Hard cider — Thanks to a class at NYC’s reliably wonderful Astor Center, I now know a lot more about hard cider than I did in 2014. The main impression I retain from the class: the world of hard cider is much bigger and more various than even the most optimistic foodie would imagine, comparable in scope and range to the worlds of craft beer and white wine. (Hard cider in fact is usefully thought of as apple wine.) One cider I sampled from Normandy had a musky, overripe barnyard funkiness, redolent of autumn horseback rambles through the countryside. Another cider, from Germany, was so bone-dry and tight-bubbled that I’d never have guessed it was fermented from apples at all — it was a plausible and refreshing alternative to champagne. You’re likely to be noticing more and more hard ciders on drinks menus in coming years — give ’em a try, sez I. Beyond the fun and delight they offer, they’re likable (in a world where cocktails now routinely go for $15) for their very reasonable prices as well as their relatively low ABVs. You can sip hard cider for hours without ever advancing to the unpleasantly-sloshed stage. Hard ciders make excellent cooking liquids too, especially delicious in pork dishes. My wife and I are now as likely to return home from a trip to a good wine and booze store with a bottles of hard cider as we are with bottles of pinot grigio and bourbon.
Kenneth Harl’s Great Courses lectures on the Vikings started off really well, but got bogged down in a “one king/one war after another” format. I didn’t finish it. Garrett Fagen’s lectures on Ancient Rome were superb.
Jeselnik’s Thoughts and Prayers wasn’t as focused as his earlier special. Mulaney’s special was great, though his smarter-than-thou Ivy League liberal image frequently makes me want to punch him in the face.
Anyone else tried mead? I have had a couple nice varieties, though damned if I can remember their names.

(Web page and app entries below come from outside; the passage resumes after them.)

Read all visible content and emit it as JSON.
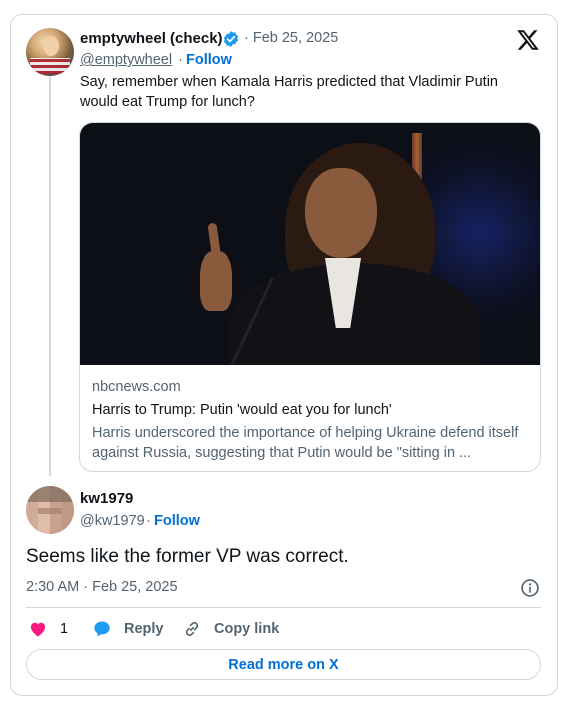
{
  "colors": {
    "accent": "#006fd6",
    "like": "#f91880",
    "muted": "#536471",
    "border": "#cfd9de",
    "verified": "#1d9bf0"
  },
  "quoted": {
    "name": "emptywheel (check)",
    "handle": "@emptywheel",
    "date": "· Feb 25, 2025",
    "follow": "Follow",
    "dot": "·",
    "text": "Say, remember when Kamala Harris predicted that Vladimir Putin would eat Trump for lunch?",
    "verified_icon": "verified-badge-icon",
    "link": {
      "domain": "nbcnews.com",
      "title": "Harris to Trump: Putin 'would eat you for lunch'",
      "description": "Harris underscored the importance of helping Ukraine defend itself against Russia, suggesting that Putin would be \"sitting in ..."
    }
  },
  "reply": {
    "name": "kw1979",
    "handle": "@kw1979",
    "dot": "·",
    "follow": "Follow",
    "text": "Seems like the former VP was correct.",
    "timestamp": "2:30 AM · Feb 25, 2025"
  },
  "actions": {
    "like_count": "1",
    "reply_label": "Reply",
    "copy_label": "Copy link"
  },
  "read_more": "Read more on X",
  "icons": [
    "x-logo-icon",
    "verified-badge-icon",
    "info-icon",
    "heart-icon",
    "reply-bubble-icon",
    "link-icon"
  ]
}
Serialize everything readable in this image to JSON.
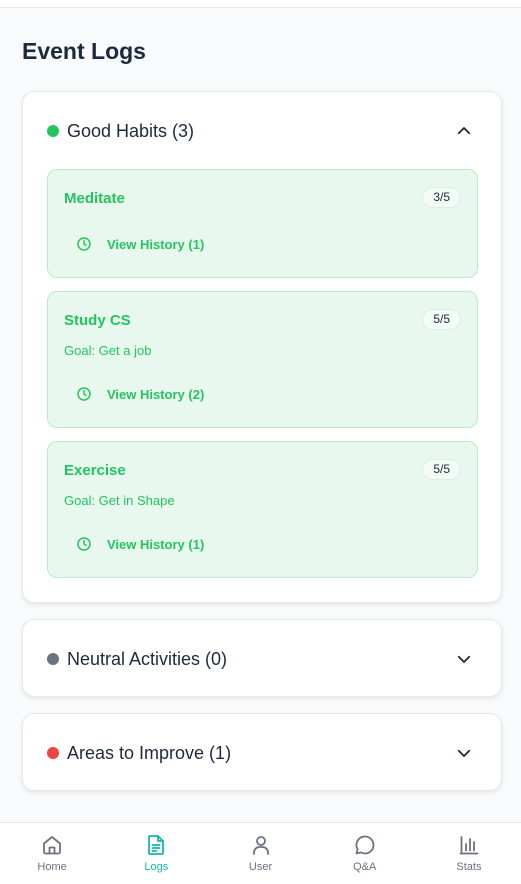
{
  "page": {
    "title": "Event Logs"
  },
  "colors": {
    "good": "#22c55e",
    "neutral": "#6b7280",
    "improve": "#ef4444",
    "accent": "#14b8a6"
  },
  "sections": [
    {
      "title": "Good Habits (3)",
      "expanded": true,
      "icon": "chevron-up-icon",
      "habits": [
        {
          "name": "Meditate",
          "badge": "3/5",
          "goal": "",
          "history": "View History (1)"
        },
        {
          "name": "Study CS",
          "badge": "5/5",
          "goal": "Goal: Get a job",
          "history": "View History (2)"
        },
        {
          "name": "Exercise",
          "badge": "5/5",
          "goal": "Goal: Get in Shape",
          "history": "View History (1)"
        }
      ]
    },
    {
      "title": "Neutral Activities (0)",
      "expanded": false,
      "icon": "chevron-down-icon"
    },
    {
      "title": "Areas to Improve (1)",
      "expanded": false,
      "icon": "chevron-down-icon"
    }
  ],
  "nav": [
    {
      "label": "Home",
      "icon": "home-icon",
      "active": false
    },
    {
      "label": "Logs",
      "icon": "document-icon",
      "active": true
    },
    {
      "label": "User",
      "icon": "user-icon",
      "active": false
    },
    {
      "label": "Q&A",
      "icon": "chat-bubble-icon",
      "active": false
    },
    {
      "label": "Stats",
      "icon": "bar-chart-icon",
      "active": false
    }
  ]
}
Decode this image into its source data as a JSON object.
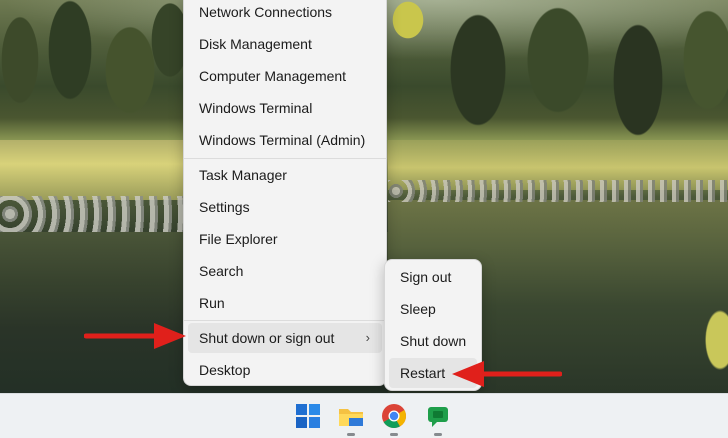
{
  "menu": {
    "items": [
      {
        "label": "Network Connections"
      },
      {
        "label": "Disk Management"
      },
      {
        "label": "Computer Management"
      },
      {
        "label": "Windows Terminal"
      },
      {
        "label": "Windows Terminal (Admin)"
      },
      {
        "label": "Task Manager"
      },
      {
        "label": "Settings"
      },
      {
        "label": "File Explorer"
      },
      {
        "label": "Search"
      },
      {
        "label": "Run"
      },
      {
        "label": "Shut down or sign out"
      },
      {
        "label": "Desktop"
      }
    ],
    "submenu_chevron": "›"
  },
  "submenu": {
    "items": [
      {
        "label": "Sign out"
      },
      {
        "label": "Sleep"
      },
      {
        "label": "Shut down"
      },
      {
        "label": "Restart"
      }
    ]
  },
  "taskbar": {
    "icons": [
      "windows-start-icon",
      "file-explorer-icon",
      "chrome-icon",
      "chat-icon"
    ]
  },
  "colors": {
    "annotation_arrow": "#e0201b",
    "menu_bg": "#f3f3f3",
    "hover_bg": "#e5e5e5"
  }
}
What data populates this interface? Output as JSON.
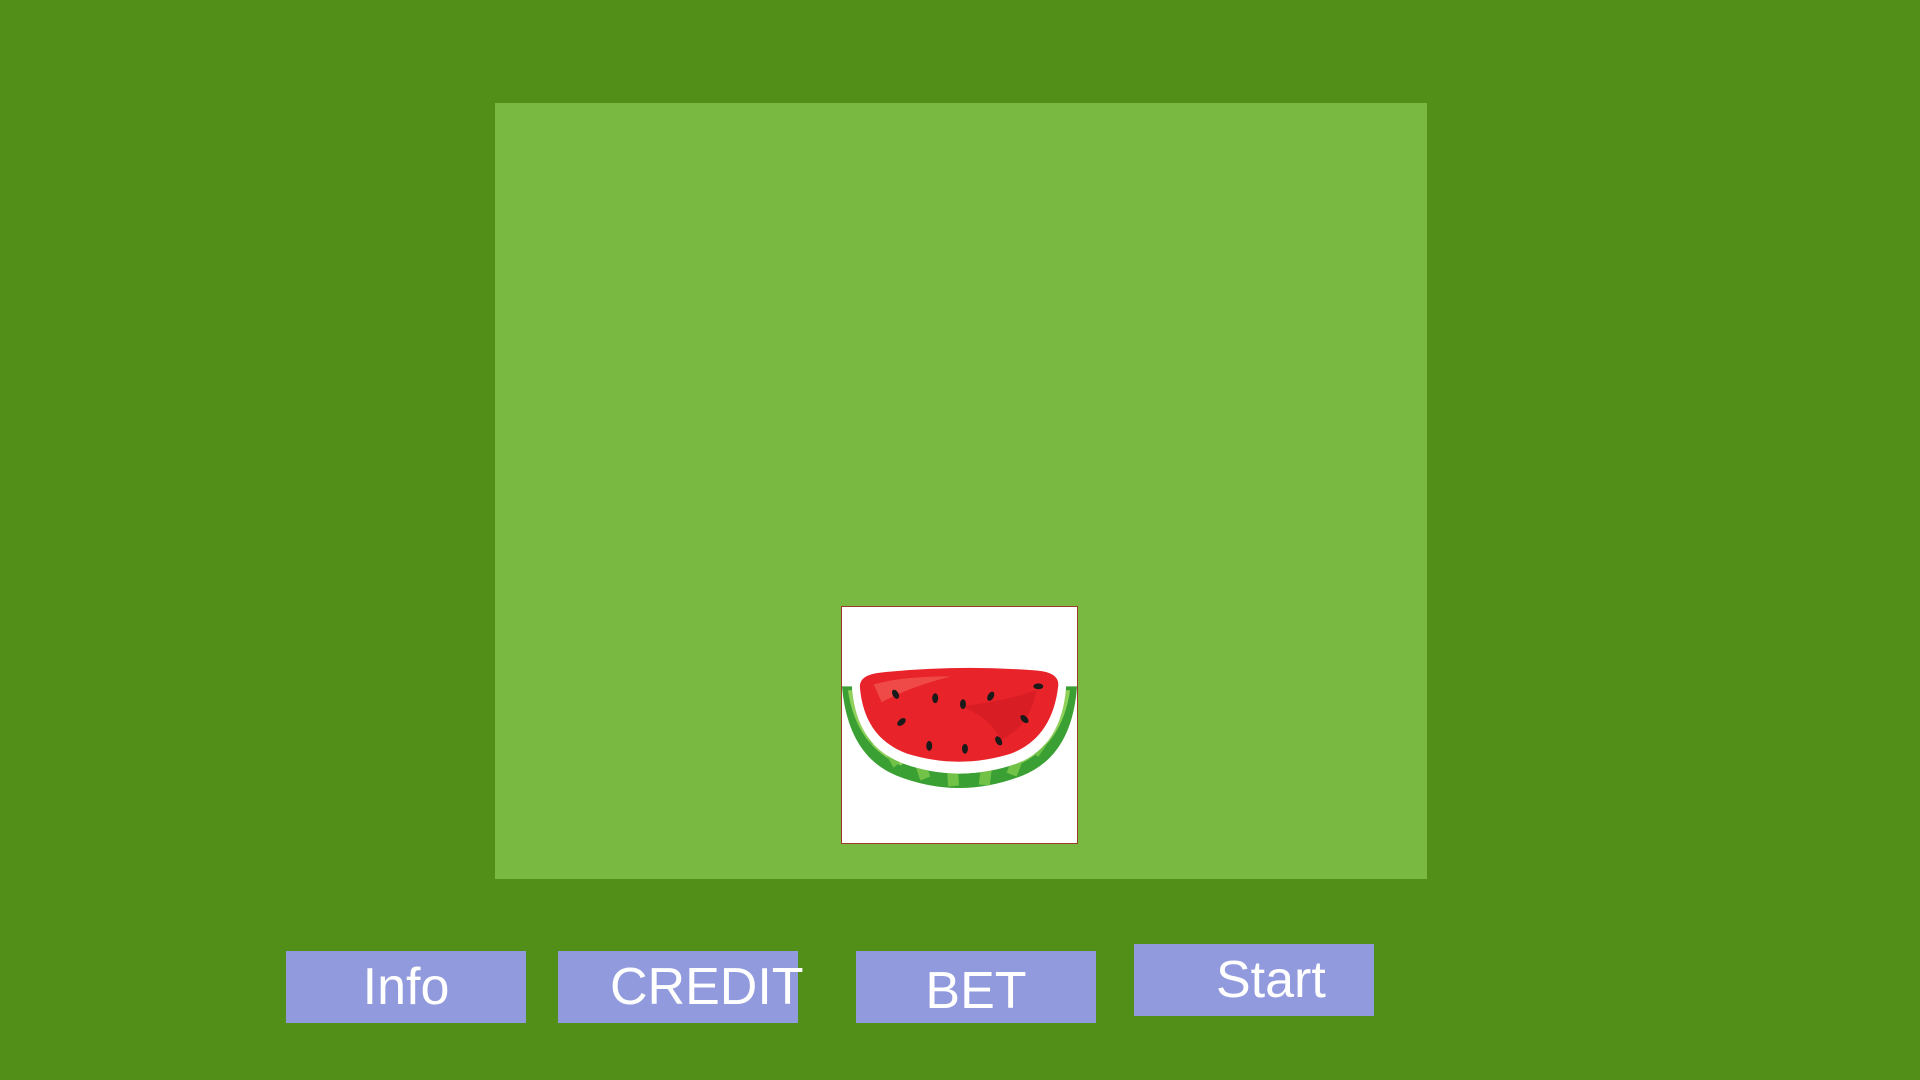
{
  "colors": {
    "background": "#528f18",
    "play_area": "#7ab941",
    "button": "#929ade",
    "button_text": "#ffffff",
    "tile_border": "#9b3a2a",
    "tile_background": "#ffffff"
  },
  "reel": {
    "symbol": "watermelon-icon"
  },
  "buttons": {
    "info_label": "Info",
    "credit_label": "CREDIT",
    "bet_label": "BET",
    "start_label": "Start"
  }
}
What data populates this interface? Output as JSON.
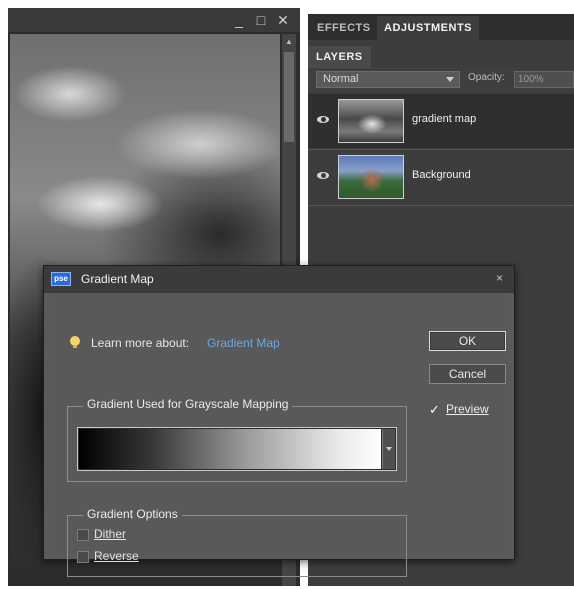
{
  "document_window": {
    "controls": {
      "minimize": "_",
      "maximize": "□",
      "close": "✕"
    },
    "scroll_up": "▲"
  },
  "panel": {
    "tabs": [
      "EFFECTS",
      "ADJUSTMENTS"
    ],
    "active_tab": "ADJUSTMENTS",
    "section_title": "LAYERS",
    "blend_mode": "Normal",
    "opacity_label": "Opacity:",
    "opacity_value": "100%",
    "layers": [
      {
        "name": "gradient map",
        "selected": true
      },
      {
        "name": "Background",
        "selected": false
      }
    ]
  },
  "dialog": {
    "icon_text": "pse",
    "title": "Gradient Map",
    "close": "×",
    "learn_more_label": "Learn more about:",
    "learn_more_link": "Gradient Map",
    "ok_label": "OK",
    "cancel_label": "Cancel",
    "preview_label": "Preview",
    "preview_checked": true,
    "preview_check_glyph": "✓",
    "gradient_group_title": "Gradient Used for Grayscale Mapping",
    "options_group_title": "Gradient Options",
    "dither_label": "Dither",
    "dither_checked": false,
    "reverse_label": "Reverse",
    "reverse_checked": false
  },
  "colors": {
    "link": "#6aa7ea",
    "dialog_bg": "#595959",
    "panel_bg": "#3d3d3d"
  },
  "icons": [
    "window-minimize-icon",
    "window-maximize-icon",
    "window-close-icon",
    "visibility-eye-icon",
    "lightbulb-icon",
    "pse-app-icon",
    "dropdown-arrow-icon",
    "checkmark-icon"
  ]
}
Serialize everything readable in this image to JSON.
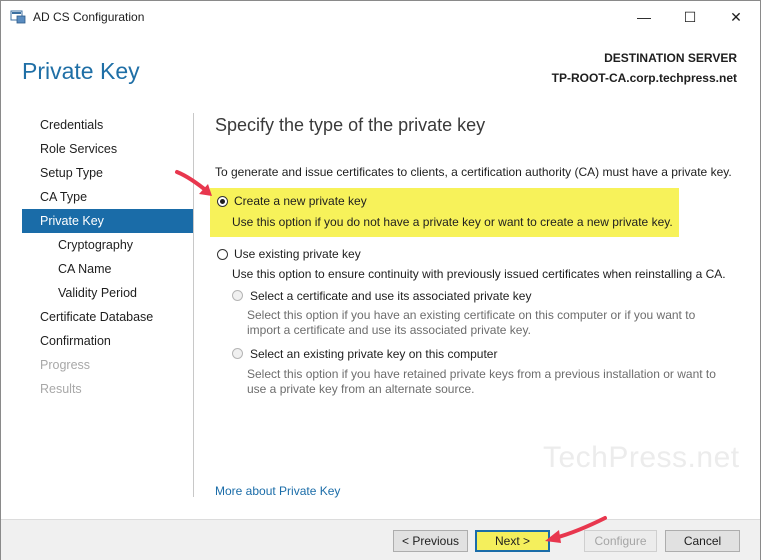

LikeLiked by 1 person
Other recent comedy specials I liked:
1. The last 20 min or so of the latest Bill Burr. Brilliant.
2. Jen Kirkman – I’m Gonna Die Alone
Some I didn’t like:
1. Dmitri Martin – Live at the Time
2. Doug Stanhope – Beer Hall Putsch
LikeLiked by 1 person
Also really liked Jim Jeffries’ Bare.
I discovered Mulaney this year on a Pandora comedy station, and actually preferred just listening to him to watching his special. I don’t know why, but the visuals interfered.
“In fact, the more they screech, the larger he seems to grow, like a grotesque parade balloon being slowly inflated by their outrage.”
That’s a nice turn of phrase right there.
I have no specific comments on this, other than to say I quite enjoyed it, and thank you for all the work that went into this. I will probably pick some things up from it.
LikeLiked by 1 person